----- Data to use -----

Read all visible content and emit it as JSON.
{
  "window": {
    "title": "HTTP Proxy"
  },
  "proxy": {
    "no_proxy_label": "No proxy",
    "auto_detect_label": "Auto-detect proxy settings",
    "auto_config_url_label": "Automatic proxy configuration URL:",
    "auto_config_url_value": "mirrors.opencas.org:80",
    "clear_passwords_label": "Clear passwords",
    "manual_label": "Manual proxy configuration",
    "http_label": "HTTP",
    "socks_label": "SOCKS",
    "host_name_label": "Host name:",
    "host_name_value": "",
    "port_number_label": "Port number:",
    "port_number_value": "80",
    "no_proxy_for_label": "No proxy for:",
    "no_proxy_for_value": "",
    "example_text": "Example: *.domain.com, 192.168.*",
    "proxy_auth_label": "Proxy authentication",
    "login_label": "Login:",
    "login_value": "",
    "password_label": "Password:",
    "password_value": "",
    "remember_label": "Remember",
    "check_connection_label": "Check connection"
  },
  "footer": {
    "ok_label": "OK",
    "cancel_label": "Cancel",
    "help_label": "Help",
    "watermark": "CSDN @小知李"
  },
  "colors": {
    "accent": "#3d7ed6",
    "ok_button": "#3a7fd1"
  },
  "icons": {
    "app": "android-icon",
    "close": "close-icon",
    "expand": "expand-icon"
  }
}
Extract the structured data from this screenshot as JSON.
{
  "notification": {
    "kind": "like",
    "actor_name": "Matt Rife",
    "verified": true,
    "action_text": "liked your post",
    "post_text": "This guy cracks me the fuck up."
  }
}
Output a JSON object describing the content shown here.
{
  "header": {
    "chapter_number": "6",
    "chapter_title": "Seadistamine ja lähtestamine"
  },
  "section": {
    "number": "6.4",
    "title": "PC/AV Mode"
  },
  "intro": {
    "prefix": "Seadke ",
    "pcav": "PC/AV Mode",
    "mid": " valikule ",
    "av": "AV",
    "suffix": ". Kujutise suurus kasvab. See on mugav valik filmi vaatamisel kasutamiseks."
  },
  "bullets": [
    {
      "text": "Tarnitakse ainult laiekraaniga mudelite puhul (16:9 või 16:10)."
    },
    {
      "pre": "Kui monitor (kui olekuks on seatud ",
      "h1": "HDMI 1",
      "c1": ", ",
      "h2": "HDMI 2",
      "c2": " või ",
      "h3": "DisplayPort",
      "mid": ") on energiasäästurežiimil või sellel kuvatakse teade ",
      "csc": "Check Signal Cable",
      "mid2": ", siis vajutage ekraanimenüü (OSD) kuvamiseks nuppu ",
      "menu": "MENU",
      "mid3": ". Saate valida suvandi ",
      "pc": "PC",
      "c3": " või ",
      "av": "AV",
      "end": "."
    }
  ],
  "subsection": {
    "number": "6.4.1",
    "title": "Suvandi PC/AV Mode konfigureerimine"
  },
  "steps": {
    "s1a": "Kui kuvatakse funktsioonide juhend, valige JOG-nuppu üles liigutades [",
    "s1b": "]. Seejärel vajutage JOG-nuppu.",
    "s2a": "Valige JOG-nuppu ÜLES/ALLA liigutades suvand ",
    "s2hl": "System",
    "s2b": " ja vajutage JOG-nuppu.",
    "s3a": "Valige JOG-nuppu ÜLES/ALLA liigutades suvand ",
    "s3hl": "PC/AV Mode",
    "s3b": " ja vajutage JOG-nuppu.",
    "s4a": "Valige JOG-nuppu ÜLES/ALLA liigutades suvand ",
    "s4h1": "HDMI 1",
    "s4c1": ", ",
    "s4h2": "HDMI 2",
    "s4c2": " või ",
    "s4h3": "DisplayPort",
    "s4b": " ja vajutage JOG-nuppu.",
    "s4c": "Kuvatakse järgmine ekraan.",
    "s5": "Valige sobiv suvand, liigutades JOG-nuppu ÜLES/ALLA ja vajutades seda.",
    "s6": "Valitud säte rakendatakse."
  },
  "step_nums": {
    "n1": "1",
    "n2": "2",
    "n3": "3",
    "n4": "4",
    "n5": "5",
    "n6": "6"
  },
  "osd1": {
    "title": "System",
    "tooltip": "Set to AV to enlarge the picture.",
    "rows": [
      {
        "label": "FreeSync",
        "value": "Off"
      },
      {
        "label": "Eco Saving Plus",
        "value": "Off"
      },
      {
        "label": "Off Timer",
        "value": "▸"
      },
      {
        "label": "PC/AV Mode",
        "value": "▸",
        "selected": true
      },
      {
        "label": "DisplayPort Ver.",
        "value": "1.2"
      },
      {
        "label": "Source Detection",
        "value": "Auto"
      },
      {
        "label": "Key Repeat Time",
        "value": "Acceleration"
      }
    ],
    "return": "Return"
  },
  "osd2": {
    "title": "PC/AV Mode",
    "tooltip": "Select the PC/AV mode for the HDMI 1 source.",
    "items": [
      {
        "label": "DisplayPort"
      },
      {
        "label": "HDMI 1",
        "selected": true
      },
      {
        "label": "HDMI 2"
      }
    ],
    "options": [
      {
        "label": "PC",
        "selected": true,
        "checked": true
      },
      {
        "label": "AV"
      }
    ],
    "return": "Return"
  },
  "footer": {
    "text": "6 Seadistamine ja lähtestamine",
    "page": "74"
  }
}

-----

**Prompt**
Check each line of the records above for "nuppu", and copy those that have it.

**Finished task**
      "mid2": ", siis vajutage ekraanimenüü (OSD) kuvamiseks nuppu ",
    "s1a": "Kui kuvatakse funktsioonide juhend, valige JOG-nuppu üles liigutades [",
    "s1b": "]. Seejärel vajutage JOG-nuppu.",
    "s2a": "Valige JOG-nuppu ÜLES/ALLA liigutades suvand ",
    "s2b": " ja vajutage JOG-nuppu.",
    "s3a": "Valige JOG-nuppu ÜLES/ALLA liigutades suvand ",
    "s3b": " ja vajutage JOG-nuppu.",
    "s4a": "Valige JOG-nuppu ÜLES/ALLA liigutades suvand ",
    "s4b": " ja vajutage JOG-nuppu.",
    "s5": "Valige sobiv suvand, liigutades JOG-nuppu ÜLES/ALLA ja vajutades seda.",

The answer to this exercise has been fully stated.